After that, as I built the property portfolio, the block was getting that next all important deposit.
How did you decide what to invest in/research your investment(s)?
I was working at PPP and we had a subsidised, and fixed, mortgage, this made me think about how best to take advantage of the opportunity while I had it.
We were both very keen to build our own house, but simply couldn’t find a plot. They were either stupidly expensive, or horribly located. For example, we could have swapped our house for a field for the same price, or bought somewhere cheaper but had the M25 at the bottom of the garden.
Shortly after deciding this wasn’t going to work for us, I saw the Times article and we went off in a completely different direction, and ultimately, a much better one!
Has your attitude to investing always been the same or changed through your life?
Well, that is sort of yes and no.
As a 10 year old, we were on a family holiday and I was given a small amount of money to play the machines on the pier. I refused to play anything except the one that pushes pennies as I couldn’t see the fun in putting rare and precious money in a machine that was just going to flash pretty lights at me. I came off that pier with a profit!
From a very young age, I used to say that I can do a lot with a little, I can’t do anything with bugger all (we were very poor).
And yet, when Mike and I met, I was on benefits in a council house with 2 young children. He was a man with a deposit saved and a strong desire to own his own house. I couldn’t see the point of having your own house, what was wrong with renting!
We bought my council house, and the rest, as they say, is history. I damn soon changed my mind! I don’t agree with selling council houses by the way, we are reaping the results of that now.
If you have children, do you invest for them and if so, in what?
My children are grown and flown, one is very good with money, one is awful. I’ve recently given the awful one a huge house deposit, act as a guarantor and am helping her to pay the mortgage each month (they pay most of it)
I intend to start signing over properties to them as we get older so they can have the all but passive income. One daughter will make the most of it, the other ……..
What advice would you give to someone who says ‘I don’t know where to start’….
If you are prepared to take a chance with something, as I did with the first property, make sure it is with cash you can afford to lose if it all goes belly up. Better still, know what your exit strategy is if it all goes belly up.
At the same time, keep in touch with what’s going on in your chosen field, things change. Landlords, for instance, have and are having to absorb a lot of legislative and taxation changes.

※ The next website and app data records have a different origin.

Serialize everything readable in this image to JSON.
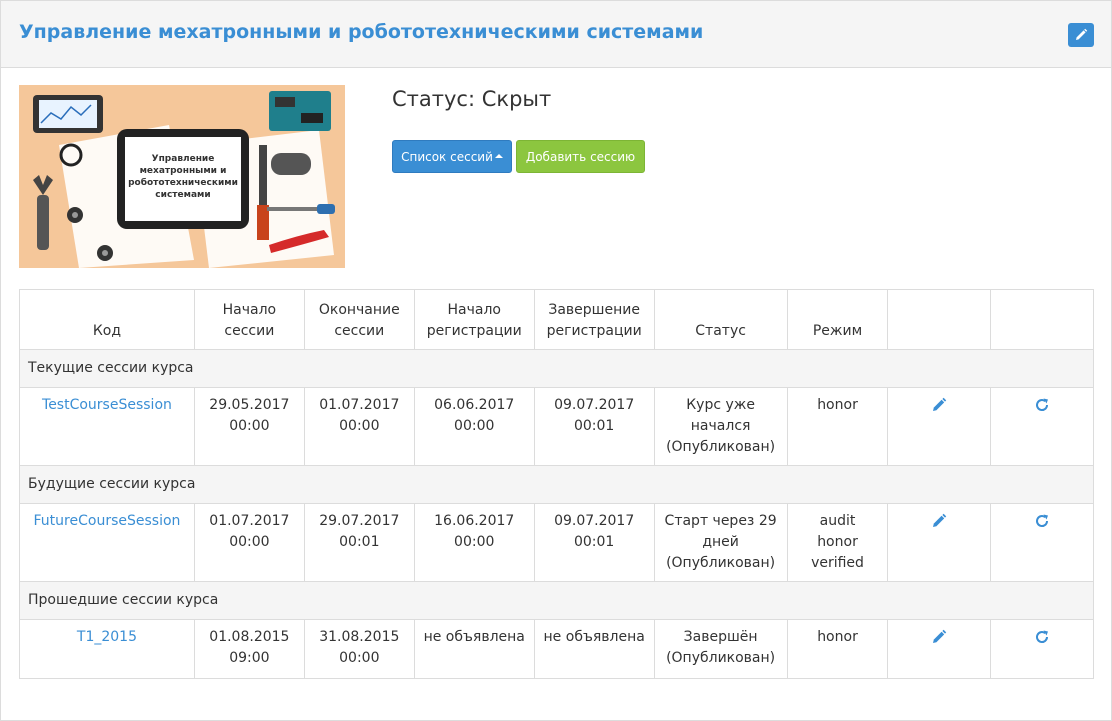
{
  "header": {
    "title": "Управление мехатронными и робототехническими системами"
  },
  "image": {
    "caption": "Управление мехатронными и робототехническими системами"
  },
  "status": {
    "label": "Статус: Скрыт"
  },
  "buttons": {
    "sessions_list": "Список сессий",
    "add_session": "Добавить сессию"
  },
  "table": {
    "headers": [
      {
        "l1": "",
        "l2": "Код"
      },
      {
        "l1": "Начало",
        "l2": "сессии"
      },
      {
        "l1": "Окончание",
        "l2": "сессии"
      },
      {
        "l1": "Начало",
        "l2": "регистрации"
      },
      {
        "l1": "Завершение",
        "l2": "регистрации"
      },
      {
        "l1": "",
        "l2": "Статус"
      },
      {
        "l1": "",
        "l2": "Режим"
      },
      {
        "l1": "",
        "l2": ""
      },
      {
        "l1": "",
        "l2": ""
      }
    ],
    "groups": [
      {
        "title": "Текущие сессии курса",
        "row": {
          "code": "TestCourseSession",
          "start": [
            "29.05.2017",
            "00:00"
          ],
          "end": [
            "01.07.2017",
            "00:00"
          ],
          "reg_start": [
            "06.06.2017",
            "00:00"
          ],
          "reg_end": [
            "09.07.2017",
            "00:01"
          ],
          "status": [
            "Курс уже",
            "начался",
            "(Опубликован)"
          ],
          "mode": [
            "honor"
          ]
        }
      },
      {
        "title": "Будущие сессии курса",
        "row": {
          "code": "FutureCourseSession",
          "start": [
            "01.07.2017",
            "00:00"
          ],
          "end": [
            "29.07.2017",
            "00:01"
          ],
          "reg_start": [
            "16.06.2017",
            "00:00"
          ],
          "reg_end": [
            "09.07.2017",
            "00:01"
          ],
          "status": [
            "Старт через 29",
            "дней",
            "(Опубликован)"
          ],
          "mode": [
            "audit",
            "honor",
            "verified"
          ]
        }
      },
      {
        "title": "Прошедшие сессии курса",
        "row": {
          "code": "T1_2015",
          "start": [
            "01.08.2015",
            "09:00"
          ],
          "end": [
            "31.08.2015",
            "00:00"
          ],
          "reg_start": [
            "не объявлена"
          ],
          "reg_end": [
            "не объявлена"
          ],
          "status": [
            "Завершён",
            "(Опубликован)"
          ],
          "mode": [
            "honor"
          ]
        }
      }
    ]
  },
  "colors": {
    "accent": "#3a8ed4",
    "green": "#8cc63f",
    "group_bg": "#f5f5f5"
  },
  "icons": {
    "edit": "pencil-icon",
    "refresh": "refresh-icon"
  }
}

I worked in IT, so am ace with a spreadsheet. I created several and ran lots of figures, trying to spot the downside and how to protect myself from it. I also keep one with monthly incomings and outgoings so I know how we are doing at any one time, and compared to other times. Mike taught himself how to do anything needed in and on our properties, so we make a great team.
If the word investments scare you, use another one, think of it as saving for your future. Get in the habit of putting something aside, even if its only in the bank.

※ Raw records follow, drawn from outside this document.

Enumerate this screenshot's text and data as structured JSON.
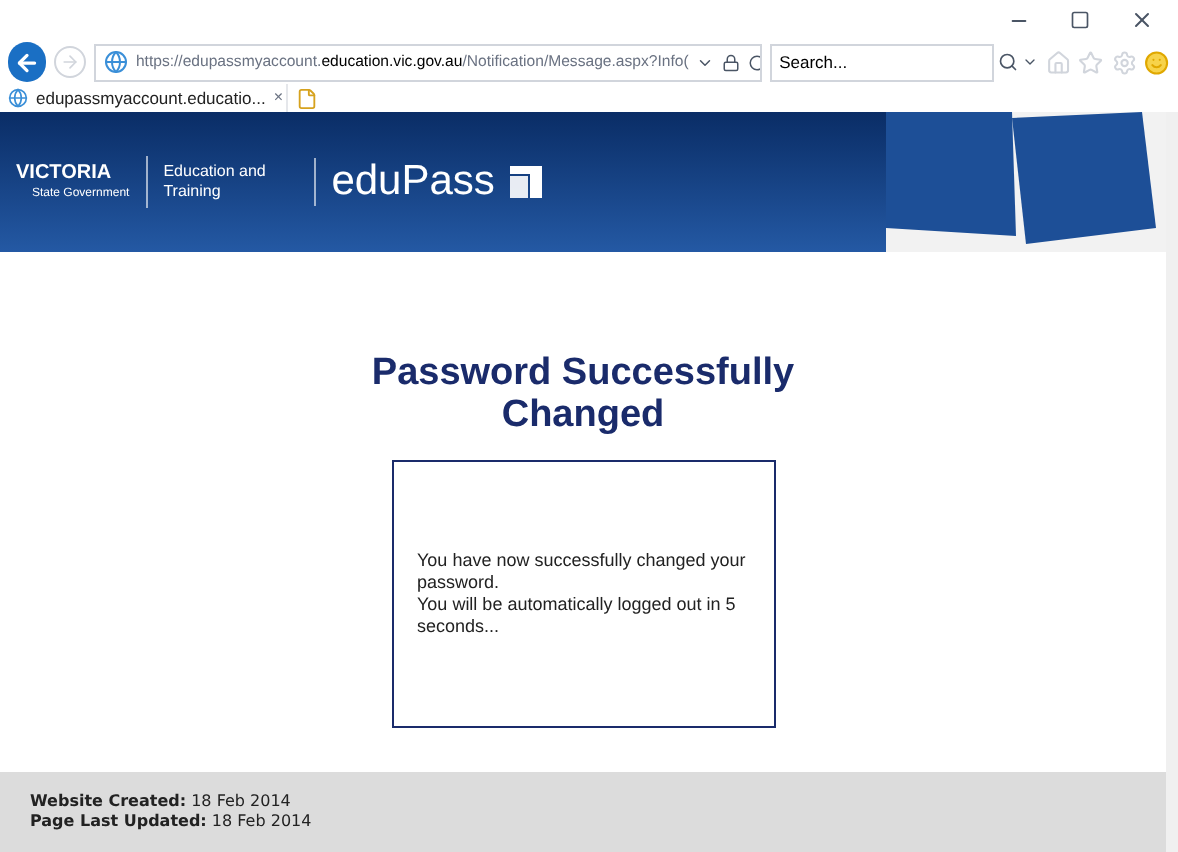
{
  "browser": {
    "url_prefix": "https://edupassmyaccount.",
    "url_domain": "education.vic.gov.au",
    "url_path": "/Notification/Message.aspx?Info(",
    "search": {
      "placeholder": "Search..."
    },
    "tab": {
      "title": "edupassmyaccount.educatio...",
      "close": "×"
    }
  },
  "banner": {
    "logo_word": "VICTORIA",
    "logo_sub": "State Government",
    "department": "Education and Training",
    "product": "eduPass"
  },
  "message": {
    "heading": "Password Successfully Changed",
    "body": [
      "You have now successfully changed your password.",
      "You will be automatically logged out in 5 seconds..."
    ]
  },
  "footer": [
    "**Website Created:** 18 Feb 2014",
    "**Page Last Updated:** 18 Feb 2014"
  ]
}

Most of all, your future is your responsibility, not anyone else’s, work with someone else on it by all means, but take, and keep, ownership of it.
Thrifty Lesley is a blog written by a woman who loves to cook and eat, and always has, even when extremely broke, although she isn’t any more. The focus is on eating inexpensively and is designed to help you feed yourself for £1 a day, the step by step guides hold your hand all the way. If you are already a thrifty cook, there is a huge 500+ recipe archive to explore, with more being posted all the time.

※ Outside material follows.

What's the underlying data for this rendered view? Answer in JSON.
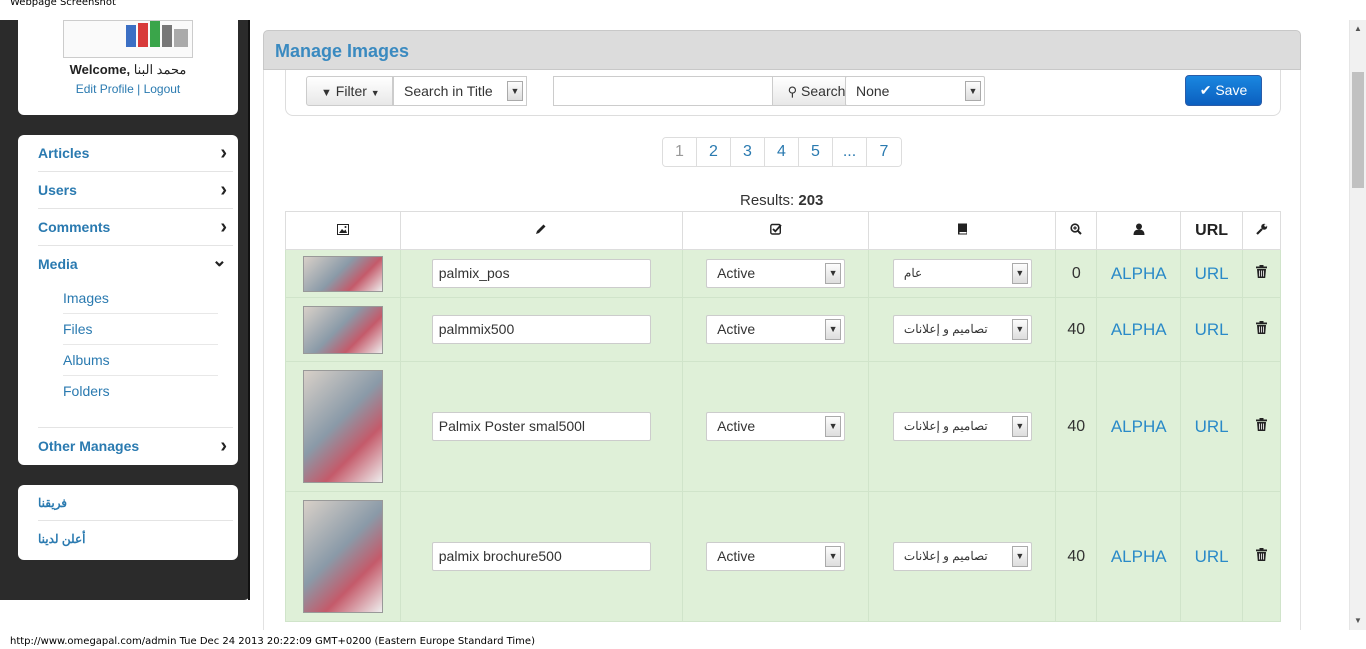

Previous profiles in the ‘Investing : a woman’s perspective’ series have featured award winning journalist and money blogger Faith Archer , social entrepreneur Jennifer Kempson and a great one from seasoned investor Tuppenny. Do check them out if you haven’t already.